Since 1970, marijuana has been classified by the federal government as a Schedule I drug, on par with heroin, LSD and PCP, drugs with a very high potential for abuse. “Our argument is that they have failed to do any review of the classification of marijuana,” and, therefore, the case against Christie should be dismissed, says Silvert. “There will come a time, just like in all things, where a judge is going to be more open-minded. Is that going to be now or in the future?”
In light of a grass-roots effort to re-classify marijuana as a far less dangerous Schedule III drug, Christie himself has optimistically named his current ordeal “the last marijuana trial.”
“If that is,” Christie writes, “then Cannabis MUST (his emphasis) be legal, at least for religious uses in the USA federal system, and in all the states. That solid information could, would and should make for ‘the last marijuana trial,’ like there was a ‘last witch hunt’ back a few centuries ago.”

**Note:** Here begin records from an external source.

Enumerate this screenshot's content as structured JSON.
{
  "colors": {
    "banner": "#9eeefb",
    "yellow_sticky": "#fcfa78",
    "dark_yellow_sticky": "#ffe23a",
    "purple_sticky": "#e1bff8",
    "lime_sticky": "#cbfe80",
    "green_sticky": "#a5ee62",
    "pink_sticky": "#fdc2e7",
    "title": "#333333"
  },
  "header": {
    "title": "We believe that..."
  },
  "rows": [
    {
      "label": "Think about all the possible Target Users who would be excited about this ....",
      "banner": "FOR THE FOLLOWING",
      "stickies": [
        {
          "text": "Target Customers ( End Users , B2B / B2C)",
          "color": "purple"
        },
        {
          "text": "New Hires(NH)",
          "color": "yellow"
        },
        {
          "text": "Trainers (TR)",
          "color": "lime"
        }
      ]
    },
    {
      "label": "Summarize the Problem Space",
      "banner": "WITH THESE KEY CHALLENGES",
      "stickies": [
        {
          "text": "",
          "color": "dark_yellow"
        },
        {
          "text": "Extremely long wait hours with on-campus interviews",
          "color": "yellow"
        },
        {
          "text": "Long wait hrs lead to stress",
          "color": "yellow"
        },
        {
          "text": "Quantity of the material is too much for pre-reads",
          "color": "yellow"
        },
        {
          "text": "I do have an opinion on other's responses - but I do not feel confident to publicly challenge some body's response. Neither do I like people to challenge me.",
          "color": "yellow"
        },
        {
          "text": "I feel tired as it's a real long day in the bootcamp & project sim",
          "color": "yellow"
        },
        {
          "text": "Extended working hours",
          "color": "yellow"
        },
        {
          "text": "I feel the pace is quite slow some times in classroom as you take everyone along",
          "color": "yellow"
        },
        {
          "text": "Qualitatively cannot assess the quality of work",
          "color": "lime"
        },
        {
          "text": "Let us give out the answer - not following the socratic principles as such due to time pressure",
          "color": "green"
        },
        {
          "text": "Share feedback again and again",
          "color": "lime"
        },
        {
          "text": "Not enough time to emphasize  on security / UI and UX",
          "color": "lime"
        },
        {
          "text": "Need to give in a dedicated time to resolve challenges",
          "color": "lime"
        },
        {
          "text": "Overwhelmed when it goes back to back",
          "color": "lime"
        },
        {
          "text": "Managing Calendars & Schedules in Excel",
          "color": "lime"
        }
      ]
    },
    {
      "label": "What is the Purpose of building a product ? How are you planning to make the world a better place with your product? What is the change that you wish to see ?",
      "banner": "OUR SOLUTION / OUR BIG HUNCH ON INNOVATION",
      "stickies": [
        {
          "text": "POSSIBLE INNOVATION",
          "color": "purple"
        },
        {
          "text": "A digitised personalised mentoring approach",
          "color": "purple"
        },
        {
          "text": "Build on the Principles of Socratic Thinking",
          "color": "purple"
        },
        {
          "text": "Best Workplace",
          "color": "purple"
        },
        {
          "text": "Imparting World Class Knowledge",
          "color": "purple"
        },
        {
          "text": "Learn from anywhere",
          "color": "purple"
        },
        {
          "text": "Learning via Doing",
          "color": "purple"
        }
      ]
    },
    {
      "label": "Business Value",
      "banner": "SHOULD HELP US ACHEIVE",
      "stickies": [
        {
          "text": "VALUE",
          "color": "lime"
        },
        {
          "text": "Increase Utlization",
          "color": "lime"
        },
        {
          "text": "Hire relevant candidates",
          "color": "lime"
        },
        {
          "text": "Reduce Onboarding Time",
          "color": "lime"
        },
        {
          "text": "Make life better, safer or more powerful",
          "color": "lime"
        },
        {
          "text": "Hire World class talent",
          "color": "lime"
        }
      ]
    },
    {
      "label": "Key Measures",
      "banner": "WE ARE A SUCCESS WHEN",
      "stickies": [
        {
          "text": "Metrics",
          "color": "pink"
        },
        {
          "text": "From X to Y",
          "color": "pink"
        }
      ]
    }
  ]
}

Christie claims this information is not hard to verify. In his letter he goes on to say that some people are working to promote a national dialogue and debate over the sacramental uses of cannabis in order to pressure Congress to change the federal law, and “hopefully to dismiss our indictment.”
“Egypt changed its government in 18 days,” he writes. “With the power of the media and instant communication with the Internet, we’re imagineering a national movement to lobby Congress to make the long-overdue change according to the First Amendment with the Controlled Substance Act of 1970.”
As a pre-trial detainee, Christie writes he is practicing his spirituality, giving thanks for his blessings and feeling a greater love for life than he did before his arrest.
In a post script Christie writes that his treatment in the federal detention facility is “humane, professional and surprisingly respectful.”